Fermenting was developed as a means of preserving vegetables for winter months when fresh produce was scarce. It is a natural preservation process in which bacteria use the carbohydrates in vegetables to produce lactic acid. The acid is responsible for the sour taste and preserves the veggies. The final product usually has to be kept in a cool place to prolong its shelf-life.
No special bacteria are needed for fermenting as the process uses bacteria naturally present on the vegetables. When you cover vegetables with water you cut off their oxygen supply and that’s when the bacteria start converting carbohydrates into acid, suppressing the growth of other microbes that could otherwise cause spoilage. These bacteria also produce vitamin K and some B vitamins, increasing the nutritional value of the food.
When you eat fermented foods you also eat the lactic acid bacteria, which join with those bacteria that already live in your colon and help you to digest food – far better than taking probiotics! Fermented foods help to lower inflammation in the gut by restoring balance. And there’s another benefit – because fermented veggies are essentially pre-digested by the bacteria, it is easier for your body to absorb their nutrients.
Usually made from salted Chinese cabbage (Chinese leaf), kimchi is a sharp-tasting fermented Korean speciality. It usually has other ingredients added, such as radishes, carrots, onions, cucumbers or other vegetables and is flavoured with garlic, chilli, ginger and salt. There are hundreds of kimchi varieties and each is a little different. Traditional recipes include the use of salty seafood-based condiments (jeotgal) or fish sauce so always check the ingredients.
The nutritional benefits of kimchi stem from the vegetables and bacteria so the absence of fishy ingredients in plant-based kimchis removes none of the benefits. On the contrary, it’s better for you because the consumption of salted fish and seafood condiments has been linked to stomach cancer.

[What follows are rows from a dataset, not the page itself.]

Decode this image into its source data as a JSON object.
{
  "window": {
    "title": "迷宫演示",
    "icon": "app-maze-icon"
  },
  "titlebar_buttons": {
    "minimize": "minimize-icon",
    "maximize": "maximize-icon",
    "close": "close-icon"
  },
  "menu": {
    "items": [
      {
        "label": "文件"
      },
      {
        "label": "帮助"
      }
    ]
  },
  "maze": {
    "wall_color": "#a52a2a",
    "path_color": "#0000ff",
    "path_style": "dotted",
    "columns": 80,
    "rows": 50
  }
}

There are benefits galore to kimchi! It is an excellent source of beta carotene, used by your body to make vitamin A, and it’s rich in vitamins C and K – all vital to health but harder to come by in winter when local seasonal produce is minimal. Kimchi can also contribute nicely to your calcium and iron intake – no wonder Koreans eat it with almost every meal!
Kimchi the infection fighter!
Kimchi (and sauerkraut as well) can be effective at helping to combat the Helicobacter pylori infection in the stomach – a bacterial infection that increases your risk of stomach ulcers and cancer and tends to be very stubborn. Bacteria from fermented foods help to control these nasty bacteria and support any medical treatments.
If you have high blood pressure bear in mind that kimchi is high in salt so it’s best to eat it in smaller amounts.